━━ DATASET RECORDS ━━

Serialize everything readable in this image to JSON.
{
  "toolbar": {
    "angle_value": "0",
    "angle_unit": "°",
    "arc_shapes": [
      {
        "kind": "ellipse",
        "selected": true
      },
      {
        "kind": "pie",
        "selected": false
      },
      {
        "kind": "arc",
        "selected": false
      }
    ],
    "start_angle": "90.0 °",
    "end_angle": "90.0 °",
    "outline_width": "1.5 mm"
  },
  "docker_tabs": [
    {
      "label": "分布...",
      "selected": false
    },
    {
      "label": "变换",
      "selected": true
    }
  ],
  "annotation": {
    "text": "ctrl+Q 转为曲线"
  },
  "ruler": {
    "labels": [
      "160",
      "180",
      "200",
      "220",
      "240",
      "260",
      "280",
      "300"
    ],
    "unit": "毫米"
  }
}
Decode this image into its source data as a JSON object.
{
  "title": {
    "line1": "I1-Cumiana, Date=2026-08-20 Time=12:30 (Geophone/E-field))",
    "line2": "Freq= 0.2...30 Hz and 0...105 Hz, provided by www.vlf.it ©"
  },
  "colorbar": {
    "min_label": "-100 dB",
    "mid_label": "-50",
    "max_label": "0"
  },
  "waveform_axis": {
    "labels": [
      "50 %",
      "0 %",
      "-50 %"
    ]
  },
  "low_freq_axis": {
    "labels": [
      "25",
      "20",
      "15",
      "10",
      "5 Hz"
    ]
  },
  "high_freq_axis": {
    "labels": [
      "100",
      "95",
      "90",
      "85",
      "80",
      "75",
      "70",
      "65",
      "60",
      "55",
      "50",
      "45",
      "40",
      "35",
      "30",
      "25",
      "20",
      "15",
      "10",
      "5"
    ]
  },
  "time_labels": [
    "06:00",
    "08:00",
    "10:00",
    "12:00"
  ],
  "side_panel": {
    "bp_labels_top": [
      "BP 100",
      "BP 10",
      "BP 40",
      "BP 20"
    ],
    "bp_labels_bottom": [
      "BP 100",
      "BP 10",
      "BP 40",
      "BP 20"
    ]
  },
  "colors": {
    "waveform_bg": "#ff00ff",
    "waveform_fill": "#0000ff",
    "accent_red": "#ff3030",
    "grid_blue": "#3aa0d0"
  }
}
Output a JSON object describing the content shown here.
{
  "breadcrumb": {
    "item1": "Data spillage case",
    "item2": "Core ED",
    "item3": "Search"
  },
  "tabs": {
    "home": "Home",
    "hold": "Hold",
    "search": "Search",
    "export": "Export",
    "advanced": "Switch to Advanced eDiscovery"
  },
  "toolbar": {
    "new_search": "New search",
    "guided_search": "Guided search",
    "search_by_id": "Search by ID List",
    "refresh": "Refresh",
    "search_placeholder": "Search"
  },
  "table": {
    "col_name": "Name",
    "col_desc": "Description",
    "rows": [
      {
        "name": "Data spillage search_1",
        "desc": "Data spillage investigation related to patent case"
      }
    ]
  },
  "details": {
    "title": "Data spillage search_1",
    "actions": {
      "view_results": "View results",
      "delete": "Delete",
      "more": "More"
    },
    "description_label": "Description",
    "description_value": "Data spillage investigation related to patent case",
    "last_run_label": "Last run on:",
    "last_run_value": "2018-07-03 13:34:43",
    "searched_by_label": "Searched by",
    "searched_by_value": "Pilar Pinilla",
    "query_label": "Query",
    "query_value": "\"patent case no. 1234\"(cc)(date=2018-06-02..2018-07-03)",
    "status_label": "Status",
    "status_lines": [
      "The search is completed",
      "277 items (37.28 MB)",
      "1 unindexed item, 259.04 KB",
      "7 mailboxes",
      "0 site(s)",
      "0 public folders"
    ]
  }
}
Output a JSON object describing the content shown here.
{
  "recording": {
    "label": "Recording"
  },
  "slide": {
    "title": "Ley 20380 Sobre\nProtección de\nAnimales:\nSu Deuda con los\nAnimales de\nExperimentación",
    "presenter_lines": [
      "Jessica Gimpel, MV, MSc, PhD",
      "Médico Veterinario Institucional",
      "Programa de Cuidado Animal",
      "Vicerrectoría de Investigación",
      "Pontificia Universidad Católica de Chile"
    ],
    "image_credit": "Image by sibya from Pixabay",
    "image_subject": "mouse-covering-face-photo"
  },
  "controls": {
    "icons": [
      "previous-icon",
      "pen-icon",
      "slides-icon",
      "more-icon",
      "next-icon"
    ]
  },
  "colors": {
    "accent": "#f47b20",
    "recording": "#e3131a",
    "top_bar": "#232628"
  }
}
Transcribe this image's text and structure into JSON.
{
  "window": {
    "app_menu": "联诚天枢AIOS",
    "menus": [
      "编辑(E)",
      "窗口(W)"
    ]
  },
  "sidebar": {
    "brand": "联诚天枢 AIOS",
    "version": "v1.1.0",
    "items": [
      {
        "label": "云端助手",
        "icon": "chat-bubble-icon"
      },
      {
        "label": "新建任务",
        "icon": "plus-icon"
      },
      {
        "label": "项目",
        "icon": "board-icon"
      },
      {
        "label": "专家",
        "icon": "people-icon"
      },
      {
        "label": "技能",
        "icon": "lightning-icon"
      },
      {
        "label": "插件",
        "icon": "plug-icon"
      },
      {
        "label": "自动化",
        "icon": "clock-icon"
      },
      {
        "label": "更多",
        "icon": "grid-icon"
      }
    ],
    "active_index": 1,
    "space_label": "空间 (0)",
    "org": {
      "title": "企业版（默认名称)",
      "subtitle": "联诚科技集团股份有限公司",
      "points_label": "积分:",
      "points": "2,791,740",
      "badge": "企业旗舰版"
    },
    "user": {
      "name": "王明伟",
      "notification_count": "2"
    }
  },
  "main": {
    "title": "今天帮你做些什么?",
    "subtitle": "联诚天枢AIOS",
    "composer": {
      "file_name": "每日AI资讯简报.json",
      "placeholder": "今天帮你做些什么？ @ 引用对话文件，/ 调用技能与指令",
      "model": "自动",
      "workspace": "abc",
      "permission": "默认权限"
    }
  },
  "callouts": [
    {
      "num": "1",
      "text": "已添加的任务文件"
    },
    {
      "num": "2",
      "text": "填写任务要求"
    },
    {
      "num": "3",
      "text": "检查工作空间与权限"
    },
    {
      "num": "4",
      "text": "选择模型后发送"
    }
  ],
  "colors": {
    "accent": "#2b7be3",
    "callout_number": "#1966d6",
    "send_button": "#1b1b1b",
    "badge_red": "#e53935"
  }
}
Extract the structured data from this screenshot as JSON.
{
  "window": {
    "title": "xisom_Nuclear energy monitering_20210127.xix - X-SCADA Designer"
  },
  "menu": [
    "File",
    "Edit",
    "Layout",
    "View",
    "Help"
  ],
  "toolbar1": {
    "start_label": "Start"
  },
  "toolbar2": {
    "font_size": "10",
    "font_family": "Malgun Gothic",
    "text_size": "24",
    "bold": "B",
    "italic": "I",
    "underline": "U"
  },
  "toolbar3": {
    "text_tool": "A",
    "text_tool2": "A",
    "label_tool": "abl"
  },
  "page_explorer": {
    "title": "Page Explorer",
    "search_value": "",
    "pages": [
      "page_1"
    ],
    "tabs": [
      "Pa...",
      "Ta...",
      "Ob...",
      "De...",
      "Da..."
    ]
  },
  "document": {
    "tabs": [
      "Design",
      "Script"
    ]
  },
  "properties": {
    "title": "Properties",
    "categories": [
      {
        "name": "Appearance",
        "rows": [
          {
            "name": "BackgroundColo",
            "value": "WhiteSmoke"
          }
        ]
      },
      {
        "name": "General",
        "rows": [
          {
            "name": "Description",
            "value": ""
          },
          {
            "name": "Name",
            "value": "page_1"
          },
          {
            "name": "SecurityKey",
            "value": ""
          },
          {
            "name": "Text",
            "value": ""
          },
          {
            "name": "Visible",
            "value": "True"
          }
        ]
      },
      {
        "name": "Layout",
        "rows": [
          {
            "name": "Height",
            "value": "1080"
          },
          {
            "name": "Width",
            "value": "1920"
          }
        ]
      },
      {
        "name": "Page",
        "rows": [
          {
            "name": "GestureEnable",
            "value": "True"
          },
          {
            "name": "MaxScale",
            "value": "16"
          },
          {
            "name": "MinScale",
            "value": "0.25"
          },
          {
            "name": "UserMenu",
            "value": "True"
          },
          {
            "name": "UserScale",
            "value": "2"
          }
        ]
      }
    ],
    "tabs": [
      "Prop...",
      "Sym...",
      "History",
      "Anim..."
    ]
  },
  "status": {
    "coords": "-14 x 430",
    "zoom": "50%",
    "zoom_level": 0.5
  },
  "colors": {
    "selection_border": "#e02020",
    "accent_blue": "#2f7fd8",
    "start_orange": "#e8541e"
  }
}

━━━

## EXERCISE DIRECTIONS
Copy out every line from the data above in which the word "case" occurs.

## EXERCISE OUTPUT
    "item1": "Data spillage case",
        "desc": "Data spillage investigation related to patent case"
    "description_value": "Data spillage investigation related to patent case",
    "query_value": "\"patent case no. 1234\"(cc)(date=2018-06-02..2018-07-03)",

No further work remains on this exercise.